Check each line of the records below and collect those that include the word "Работа".

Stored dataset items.
========================================

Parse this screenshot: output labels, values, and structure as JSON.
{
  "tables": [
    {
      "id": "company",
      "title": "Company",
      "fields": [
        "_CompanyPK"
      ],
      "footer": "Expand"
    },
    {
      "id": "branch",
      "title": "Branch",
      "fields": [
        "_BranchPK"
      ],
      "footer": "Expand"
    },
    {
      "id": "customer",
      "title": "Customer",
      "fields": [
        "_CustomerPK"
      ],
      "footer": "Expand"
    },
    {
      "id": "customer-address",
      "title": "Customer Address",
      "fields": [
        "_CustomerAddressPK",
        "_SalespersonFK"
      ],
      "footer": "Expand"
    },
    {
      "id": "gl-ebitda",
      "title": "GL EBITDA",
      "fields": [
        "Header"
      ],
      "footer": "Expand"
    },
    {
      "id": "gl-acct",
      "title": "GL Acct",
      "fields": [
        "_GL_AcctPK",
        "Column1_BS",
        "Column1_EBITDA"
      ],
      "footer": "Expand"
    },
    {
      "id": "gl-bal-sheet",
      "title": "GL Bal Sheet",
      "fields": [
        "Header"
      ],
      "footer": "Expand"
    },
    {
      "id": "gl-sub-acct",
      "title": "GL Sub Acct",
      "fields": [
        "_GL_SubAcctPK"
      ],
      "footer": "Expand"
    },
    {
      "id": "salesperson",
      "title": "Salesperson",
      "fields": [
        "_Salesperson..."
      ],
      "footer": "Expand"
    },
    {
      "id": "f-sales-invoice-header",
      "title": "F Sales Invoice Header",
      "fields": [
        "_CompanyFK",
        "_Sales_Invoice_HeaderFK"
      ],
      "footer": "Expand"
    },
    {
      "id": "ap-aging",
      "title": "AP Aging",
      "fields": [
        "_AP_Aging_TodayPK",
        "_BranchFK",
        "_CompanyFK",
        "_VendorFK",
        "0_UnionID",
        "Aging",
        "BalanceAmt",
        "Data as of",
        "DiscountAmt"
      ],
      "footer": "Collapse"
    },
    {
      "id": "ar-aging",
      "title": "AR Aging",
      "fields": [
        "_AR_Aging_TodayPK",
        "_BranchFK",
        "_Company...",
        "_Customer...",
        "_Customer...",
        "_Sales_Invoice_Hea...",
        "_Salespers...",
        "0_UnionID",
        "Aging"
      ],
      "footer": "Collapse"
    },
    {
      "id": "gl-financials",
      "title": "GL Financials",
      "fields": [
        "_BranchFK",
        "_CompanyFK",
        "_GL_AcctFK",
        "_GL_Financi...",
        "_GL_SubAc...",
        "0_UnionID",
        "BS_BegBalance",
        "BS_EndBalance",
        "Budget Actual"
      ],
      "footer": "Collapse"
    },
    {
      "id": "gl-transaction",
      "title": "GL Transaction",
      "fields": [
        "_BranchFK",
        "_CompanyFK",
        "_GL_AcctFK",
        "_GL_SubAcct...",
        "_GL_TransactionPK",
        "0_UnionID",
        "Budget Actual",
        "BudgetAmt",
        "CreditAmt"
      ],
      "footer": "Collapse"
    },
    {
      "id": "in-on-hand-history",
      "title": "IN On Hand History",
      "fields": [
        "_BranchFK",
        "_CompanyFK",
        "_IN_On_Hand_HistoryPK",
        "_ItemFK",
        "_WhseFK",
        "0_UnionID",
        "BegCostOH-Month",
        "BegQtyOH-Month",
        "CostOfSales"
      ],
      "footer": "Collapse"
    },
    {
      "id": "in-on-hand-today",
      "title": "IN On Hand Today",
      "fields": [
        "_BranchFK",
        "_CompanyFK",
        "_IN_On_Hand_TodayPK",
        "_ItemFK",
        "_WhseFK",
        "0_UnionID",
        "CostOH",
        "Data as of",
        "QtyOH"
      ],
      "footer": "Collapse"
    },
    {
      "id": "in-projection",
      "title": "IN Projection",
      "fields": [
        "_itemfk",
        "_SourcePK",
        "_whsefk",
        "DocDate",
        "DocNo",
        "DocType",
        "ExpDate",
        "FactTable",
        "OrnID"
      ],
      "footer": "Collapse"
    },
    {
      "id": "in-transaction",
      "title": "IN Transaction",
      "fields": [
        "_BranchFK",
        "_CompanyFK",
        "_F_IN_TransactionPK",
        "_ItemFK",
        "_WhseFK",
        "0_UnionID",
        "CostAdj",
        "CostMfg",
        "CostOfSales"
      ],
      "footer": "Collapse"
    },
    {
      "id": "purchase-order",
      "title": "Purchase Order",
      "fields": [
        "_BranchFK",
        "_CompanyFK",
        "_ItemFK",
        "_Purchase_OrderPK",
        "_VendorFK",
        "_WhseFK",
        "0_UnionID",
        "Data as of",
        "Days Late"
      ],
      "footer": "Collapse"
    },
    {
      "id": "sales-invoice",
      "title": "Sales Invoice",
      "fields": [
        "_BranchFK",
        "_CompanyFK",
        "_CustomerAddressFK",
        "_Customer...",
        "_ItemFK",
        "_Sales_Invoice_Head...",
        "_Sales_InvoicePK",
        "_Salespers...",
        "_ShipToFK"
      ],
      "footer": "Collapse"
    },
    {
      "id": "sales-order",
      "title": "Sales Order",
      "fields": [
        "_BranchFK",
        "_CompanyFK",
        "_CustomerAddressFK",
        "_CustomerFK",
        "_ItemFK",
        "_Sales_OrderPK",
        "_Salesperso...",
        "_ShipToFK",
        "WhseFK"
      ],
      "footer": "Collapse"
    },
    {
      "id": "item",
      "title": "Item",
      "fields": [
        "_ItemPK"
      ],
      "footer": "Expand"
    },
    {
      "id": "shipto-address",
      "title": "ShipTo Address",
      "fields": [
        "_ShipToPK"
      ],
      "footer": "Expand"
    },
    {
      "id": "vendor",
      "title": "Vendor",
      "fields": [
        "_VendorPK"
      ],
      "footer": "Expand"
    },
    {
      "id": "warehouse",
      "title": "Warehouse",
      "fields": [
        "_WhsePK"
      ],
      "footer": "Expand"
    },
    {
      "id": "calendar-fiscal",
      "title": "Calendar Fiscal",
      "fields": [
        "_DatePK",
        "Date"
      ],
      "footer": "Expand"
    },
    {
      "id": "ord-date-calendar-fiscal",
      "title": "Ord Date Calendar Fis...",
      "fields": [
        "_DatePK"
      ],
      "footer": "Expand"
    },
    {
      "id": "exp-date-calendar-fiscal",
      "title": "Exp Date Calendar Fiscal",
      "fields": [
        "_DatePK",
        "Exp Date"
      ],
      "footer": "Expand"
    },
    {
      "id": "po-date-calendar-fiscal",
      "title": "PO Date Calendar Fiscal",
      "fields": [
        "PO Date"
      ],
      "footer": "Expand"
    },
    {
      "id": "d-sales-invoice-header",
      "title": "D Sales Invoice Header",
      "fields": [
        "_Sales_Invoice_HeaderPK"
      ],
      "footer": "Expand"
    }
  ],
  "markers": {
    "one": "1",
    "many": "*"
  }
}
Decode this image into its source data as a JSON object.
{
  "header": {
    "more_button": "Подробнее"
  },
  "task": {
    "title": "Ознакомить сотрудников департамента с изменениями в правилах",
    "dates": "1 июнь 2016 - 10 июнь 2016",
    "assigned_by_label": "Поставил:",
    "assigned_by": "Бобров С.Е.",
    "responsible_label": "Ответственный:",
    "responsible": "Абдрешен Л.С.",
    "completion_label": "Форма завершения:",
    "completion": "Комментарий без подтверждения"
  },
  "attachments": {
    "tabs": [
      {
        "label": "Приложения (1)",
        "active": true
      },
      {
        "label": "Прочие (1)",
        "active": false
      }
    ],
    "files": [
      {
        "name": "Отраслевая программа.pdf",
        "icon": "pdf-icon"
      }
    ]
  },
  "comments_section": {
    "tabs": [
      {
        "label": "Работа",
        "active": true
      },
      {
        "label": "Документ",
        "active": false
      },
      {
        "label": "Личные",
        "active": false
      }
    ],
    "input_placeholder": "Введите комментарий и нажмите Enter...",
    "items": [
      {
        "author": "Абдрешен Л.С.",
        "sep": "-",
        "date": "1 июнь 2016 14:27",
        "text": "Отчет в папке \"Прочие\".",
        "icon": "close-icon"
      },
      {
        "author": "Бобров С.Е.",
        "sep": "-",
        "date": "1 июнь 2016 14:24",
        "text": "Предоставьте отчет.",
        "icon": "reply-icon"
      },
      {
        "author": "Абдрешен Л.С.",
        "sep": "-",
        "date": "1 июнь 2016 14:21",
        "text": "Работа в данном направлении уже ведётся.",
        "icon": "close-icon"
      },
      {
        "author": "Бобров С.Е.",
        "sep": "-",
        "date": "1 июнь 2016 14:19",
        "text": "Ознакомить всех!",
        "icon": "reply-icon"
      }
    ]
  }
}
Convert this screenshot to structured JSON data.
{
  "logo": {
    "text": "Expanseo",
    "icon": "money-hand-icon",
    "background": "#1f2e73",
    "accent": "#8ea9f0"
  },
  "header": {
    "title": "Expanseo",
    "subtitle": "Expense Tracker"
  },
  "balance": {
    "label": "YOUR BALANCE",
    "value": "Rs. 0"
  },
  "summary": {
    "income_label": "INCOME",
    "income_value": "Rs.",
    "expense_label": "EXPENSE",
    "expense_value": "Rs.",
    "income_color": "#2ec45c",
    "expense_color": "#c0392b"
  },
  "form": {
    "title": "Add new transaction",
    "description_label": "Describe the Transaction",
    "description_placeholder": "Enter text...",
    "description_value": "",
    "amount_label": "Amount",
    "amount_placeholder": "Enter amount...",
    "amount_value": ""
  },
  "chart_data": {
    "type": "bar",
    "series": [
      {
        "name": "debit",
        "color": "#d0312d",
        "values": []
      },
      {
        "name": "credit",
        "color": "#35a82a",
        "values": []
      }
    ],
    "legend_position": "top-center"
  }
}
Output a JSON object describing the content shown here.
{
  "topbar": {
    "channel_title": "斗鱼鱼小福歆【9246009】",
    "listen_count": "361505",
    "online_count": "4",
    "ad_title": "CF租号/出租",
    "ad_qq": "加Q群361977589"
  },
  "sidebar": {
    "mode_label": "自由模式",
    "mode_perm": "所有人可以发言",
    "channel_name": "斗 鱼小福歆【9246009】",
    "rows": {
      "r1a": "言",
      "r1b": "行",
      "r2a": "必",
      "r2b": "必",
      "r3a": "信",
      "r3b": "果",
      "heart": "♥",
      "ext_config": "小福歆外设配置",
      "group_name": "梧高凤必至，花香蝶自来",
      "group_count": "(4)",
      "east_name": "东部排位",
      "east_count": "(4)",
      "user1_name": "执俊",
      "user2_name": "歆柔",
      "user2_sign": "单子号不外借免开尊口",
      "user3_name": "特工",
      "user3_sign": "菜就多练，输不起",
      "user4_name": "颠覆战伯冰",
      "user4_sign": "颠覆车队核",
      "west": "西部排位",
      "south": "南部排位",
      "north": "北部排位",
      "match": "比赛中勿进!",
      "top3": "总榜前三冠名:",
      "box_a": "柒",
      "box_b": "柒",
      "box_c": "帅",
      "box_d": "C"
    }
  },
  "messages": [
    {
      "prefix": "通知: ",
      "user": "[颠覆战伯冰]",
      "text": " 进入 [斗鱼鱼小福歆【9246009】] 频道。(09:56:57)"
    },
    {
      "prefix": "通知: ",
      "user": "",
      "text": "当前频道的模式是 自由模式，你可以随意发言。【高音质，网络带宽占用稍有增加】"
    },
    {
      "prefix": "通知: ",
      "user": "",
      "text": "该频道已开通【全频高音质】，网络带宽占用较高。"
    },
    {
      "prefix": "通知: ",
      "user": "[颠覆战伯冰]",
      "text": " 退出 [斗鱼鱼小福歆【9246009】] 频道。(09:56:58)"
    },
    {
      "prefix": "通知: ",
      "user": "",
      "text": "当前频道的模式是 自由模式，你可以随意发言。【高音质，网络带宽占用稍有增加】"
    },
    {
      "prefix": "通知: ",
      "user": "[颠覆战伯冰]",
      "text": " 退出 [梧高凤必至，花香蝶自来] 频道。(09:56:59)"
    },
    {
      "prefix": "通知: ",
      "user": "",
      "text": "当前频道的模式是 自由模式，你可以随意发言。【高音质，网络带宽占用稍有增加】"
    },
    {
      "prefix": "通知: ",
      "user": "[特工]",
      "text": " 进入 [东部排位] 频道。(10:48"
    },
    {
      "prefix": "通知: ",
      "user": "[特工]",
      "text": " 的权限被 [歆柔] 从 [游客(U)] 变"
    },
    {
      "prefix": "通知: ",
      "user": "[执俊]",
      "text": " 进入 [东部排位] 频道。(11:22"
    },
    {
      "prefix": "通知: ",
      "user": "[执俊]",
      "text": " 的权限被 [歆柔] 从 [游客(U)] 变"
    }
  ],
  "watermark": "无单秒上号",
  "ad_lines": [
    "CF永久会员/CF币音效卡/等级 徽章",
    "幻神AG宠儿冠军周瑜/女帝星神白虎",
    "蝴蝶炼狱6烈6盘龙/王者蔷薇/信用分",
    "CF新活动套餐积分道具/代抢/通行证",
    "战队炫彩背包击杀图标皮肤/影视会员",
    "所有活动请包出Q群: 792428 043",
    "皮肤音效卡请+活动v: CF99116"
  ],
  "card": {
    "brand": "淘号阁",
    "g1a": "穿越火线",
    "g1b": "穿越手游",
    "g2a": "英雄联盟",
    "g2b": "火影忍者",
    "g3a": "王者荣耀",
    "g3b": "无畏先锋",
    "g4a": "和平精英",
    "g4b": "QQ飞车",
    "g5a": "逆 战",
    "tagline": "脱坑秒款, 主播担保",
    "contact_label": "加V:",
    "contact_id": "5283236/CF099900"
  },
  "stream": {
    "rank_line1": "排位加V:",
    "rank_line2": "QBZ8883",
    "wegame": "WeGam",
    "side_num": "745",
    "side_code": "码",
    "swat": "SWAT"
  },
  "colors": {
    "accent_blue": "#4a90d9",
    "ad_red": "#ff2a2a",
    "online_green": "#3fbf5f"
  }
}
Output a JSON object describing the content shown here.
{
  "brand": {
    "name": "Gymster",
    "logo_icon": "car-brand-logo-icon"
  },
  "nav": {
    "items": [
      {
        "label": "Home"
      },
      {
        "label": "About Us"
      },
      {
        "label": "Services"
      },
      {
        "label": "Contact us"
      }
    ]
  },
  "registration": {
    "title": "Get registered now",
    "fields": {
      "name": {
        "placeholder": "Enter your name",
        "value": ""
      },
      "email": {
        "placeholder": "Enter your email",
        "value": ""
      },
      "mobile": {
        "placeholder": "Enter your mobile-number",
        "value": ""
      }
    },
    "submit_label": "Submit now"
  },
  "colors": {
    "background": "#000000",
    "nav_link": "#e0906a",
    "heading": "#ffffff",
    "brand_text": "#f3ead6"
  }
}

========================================

WRITTEN SOLUTION.
        "label": "Работа",
        "text": "Работа в данном направлении уже ведётся.",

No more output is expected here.